The Phantom will remain the top dog in the range though and it will most likely be the first car to get electrified. There will be no hybrids on offer whatsoever and the electric range of the car should be between 500 and 600 km (300-400 miles), a bit more than what you’d get from the V12-powered models of today. Accommodating the electric powertrain and batteries will be a challenge and, according to Schwarzenbauer, will imply some serious changes be done to the new aluminum spaceframe platform the Phantom VIII is using. “We don’t have to develop a completely new architecture, but we have to make a major adaption,” said the official when asked about the possibility of developing a whole new architecture for electric models alone.
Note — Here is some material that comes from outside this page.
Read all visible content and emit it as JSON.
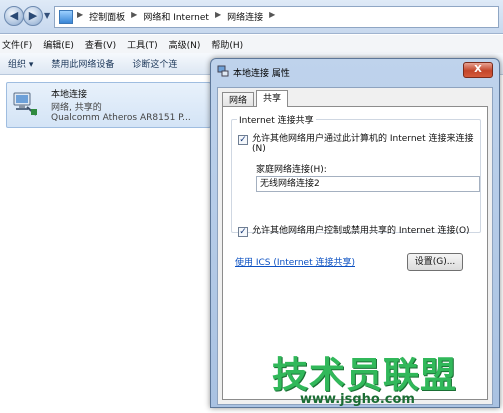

In terms of design, the debate on whether electric models should look different from their ICE counterparts is still not settled. “My opinion is that people want to show it is different, but sometimes you get surprised. And maybe in 2030 it will become so ordinary to drive an electric car [there won’t be a need to make it look very different],” said Schwarzenbauer. Long standing design features will remain in place though, such as the Pantheon grille but some differences might be noticeable in the end product. Things are definitely looking up and, combined with Level 4 or 5 autonomous driving systems, the Phantom could definitely shape the future of the automotive industry.